In an era when the reach of corporate power often supersedes the authority of national borders and laws, Aridoamérica offers a powerful vision of globalization détourned into its anti-capitalist flipside: an international network of autonomous communities. The Zapatistas began their war against Mexico on the day the North American Free Trade Agreement went into effect on January 1, 1994, and today the thirty-two autonomous indigenous municipalities of Chiapas continue to practice mutual aid, collectively self-organizing their own health care, education, and agricultural systems outside the control of the Mexican government. This spirit of mutual aid most recently sustained as well the year-long standoff to stop the completion of the Dakota Access Pipeline across tribal lands. The protest camp at Standing Rock, which came to an end just as Aridoamérica opened in December, featured the largest convergence of Native American tribes in North American history. Together, they created together an egalitarian city, its inhabitants autonomously organizing to feed, care for, and maintain the safety of a transient population estimated to have at times exceeded ten thousand.
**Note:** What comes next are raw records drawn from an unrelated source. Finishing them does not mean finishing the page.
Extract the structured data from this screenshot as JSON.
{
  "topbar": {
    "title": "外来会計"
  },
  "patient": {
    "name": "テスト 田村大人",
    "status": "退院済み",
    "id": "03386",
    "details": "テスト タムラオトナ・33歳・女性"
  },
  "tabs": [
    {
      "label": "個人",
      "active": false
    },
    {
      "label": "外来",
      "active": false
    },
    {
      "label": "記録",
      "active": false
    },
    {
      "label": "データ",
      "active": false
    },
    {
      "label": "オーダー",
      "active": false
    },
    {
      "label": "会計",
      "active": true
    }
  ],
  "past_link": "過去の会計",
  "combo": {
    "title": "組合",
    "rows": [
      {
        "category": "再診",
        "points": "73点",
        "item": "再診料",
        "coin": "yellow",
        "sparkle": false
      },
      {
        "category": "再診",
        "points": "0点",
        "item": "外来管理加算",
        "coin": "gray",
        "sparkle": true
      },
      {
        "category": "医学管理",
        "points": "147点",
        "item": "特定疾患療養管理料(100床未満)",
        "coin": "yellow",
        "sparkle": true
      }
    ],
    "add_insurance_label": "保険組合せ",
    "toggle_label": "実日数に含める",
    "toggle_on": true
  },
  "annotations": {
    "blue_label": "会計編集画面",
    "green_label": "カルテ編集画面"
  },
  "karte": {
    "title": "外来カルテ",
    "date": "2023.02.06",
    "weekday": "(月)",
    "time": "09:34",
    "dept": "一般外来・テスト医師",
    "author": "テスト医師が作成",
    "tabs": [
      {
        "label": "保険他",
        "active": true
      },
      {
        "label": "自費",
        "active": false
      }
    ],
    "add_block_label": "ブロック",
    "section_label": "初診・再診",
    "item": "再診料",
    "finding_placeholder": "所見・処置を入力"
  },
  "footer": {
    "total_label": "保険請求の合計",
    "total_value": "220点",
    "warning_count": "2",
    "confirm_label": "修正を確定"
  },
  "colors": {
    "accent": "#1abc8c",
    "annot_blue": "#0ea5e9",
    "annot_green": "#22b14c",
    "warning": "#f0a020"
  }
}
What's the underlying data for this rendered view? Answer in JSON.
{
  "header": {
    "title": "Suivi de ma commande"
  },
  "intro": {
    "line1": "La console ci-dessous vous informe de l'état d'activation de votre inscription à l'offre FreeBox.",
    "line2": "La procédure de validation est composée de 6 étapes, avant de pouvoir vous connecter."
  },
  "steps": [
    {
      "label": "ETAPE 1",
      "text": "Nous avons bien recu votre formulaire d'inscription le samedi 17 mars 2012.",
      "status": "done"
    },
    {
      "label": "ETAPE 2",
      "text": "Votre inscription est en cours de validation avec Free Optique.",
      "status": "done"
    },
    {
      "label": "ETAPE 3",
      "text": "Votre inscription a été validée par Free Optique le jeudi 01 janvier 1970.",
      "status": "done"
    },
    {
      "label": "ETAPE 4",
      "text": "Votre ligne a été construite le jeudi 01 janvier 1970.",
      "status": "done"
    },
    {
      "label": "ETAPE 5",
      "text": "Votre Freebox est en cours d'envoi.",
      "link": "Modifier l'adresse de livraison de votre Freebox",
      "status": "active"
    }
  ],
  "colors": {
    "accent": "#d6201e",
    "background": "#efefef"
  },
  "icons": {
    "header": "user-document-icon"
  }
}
The brilliance of Aridoamérica is its fusion of the fantasy of a vast transnational barter economy as represented by Spacebank with a real action plan. Ilich told me Spacebank’s resources have already purchased a one-bedroom apartment in the Bronx where he maintains a library, an AirBnB rental to help support the project, a patolli board, and a chest for items that Macuilxochitl has claimed from overnight guests. Ilich said Aridoamérica is now in year two of a five-year plan. The bank has purchased land in Baja California, and in the next couple of years Ilich hopes to develop the site into an intentional community. In the meantime, Ilich suggests, there is this, the winter plan: to make a space for drinking coffee, gathering, and plotting while tossing the patolli sunflower seeds.